## Task description
Repeat exactly the lines from the line containing "Decode this image" through the last line of the records below, inclusive, and nothing else.

### Data in this exercise ###

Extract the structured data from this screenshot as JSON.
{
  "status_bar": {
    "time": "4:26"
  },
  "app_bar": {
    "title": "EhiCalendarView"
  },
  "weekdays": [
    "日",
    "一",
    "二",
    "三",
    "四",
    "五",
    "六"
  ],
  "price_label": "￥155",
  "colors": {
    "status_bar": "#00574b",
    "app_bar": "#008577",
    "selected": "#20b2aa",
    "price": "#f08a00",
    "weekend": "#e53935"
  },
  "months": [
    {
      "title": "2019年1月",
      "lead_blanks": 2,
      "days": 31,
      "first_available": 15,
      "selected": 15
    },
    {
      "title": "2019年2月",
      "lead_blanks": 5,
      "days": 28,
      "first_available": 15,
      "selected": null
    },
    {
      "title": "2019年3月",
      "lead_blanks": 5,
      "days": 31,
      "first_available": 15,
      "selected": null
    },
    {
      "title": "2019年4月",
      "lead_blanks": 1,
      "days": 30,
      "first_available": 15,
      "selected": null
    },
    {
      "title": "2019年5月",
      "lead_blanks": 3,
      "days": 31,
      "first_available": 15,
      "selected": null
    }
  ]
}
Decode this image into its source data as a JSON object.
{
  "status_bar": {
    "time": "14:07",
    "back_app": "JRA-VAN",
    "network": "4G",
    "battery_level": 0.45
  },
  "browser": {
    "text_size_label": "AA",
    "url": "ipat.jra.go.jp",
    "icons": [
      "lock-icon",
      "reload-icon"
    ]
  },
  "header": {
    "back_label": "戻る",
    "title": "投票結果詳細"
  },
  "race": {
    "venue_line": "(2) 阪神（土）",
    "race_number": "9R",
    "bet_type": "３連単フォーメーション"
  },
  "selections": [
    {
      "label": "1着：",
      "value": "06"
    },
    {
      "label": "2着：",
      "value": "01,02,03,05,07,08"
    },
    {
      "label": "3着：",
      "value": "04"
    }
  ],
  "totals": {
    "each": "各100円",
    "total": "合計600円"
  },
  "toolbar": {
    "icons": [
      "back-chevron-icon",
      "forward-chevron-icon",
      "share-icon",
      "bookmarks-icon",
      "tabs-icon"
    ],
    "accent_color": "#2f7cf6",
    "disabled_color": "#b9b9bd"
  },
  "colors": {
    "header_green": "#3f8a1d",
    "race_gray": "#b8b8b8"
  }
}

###

## Solution
Decode this image into its source data as a JSON object.
{
  "status_bar": {
    "time": "14:07",
    "back_app": "JRA-VAN",
    "network": "4G",
    "battery_level": 0.45
  },
  "browser": {
    "text_size_label": "AA",
    "url": "ipat.jra.go.jp",
    "icons": [
      "lock-icon",
      "reload-icon"
    ]
  },
  "header": {
    "back_label": "戻る",
    "title": "投票結果詳細"
  },
  "race": {
    "venue_line": "(2) 阪神（土）",
    "race_number": "9R",
    "bet_type": "３連単フォーメーション"
  },
  "selections": [
    {
      "label": "1着：",
      "value": "06"
    },
    {
      "label": "2着：",
      "value": "01,02,03,05,07,08"
    },
    {
      "label": "3着：",
      "value": "04"
    }
  ],
  "totals": {
    "each": "各100円",
    "total": "合計600円"
  },
  "toolbar": {
    "icons": [
      "back-chevron-icon",
      "forward-chevron-icon",
      "share-icon",
      "bookmarks-icon",
      "tabs-icon"
    ],
    "accent_color": "#2f7cf6",
    "disabled_color": "#b9b9bd"
  },
  "colors": {
    "header_green": "#3f8a1d",
    "race_gray": "#b8b8b8"
  }
}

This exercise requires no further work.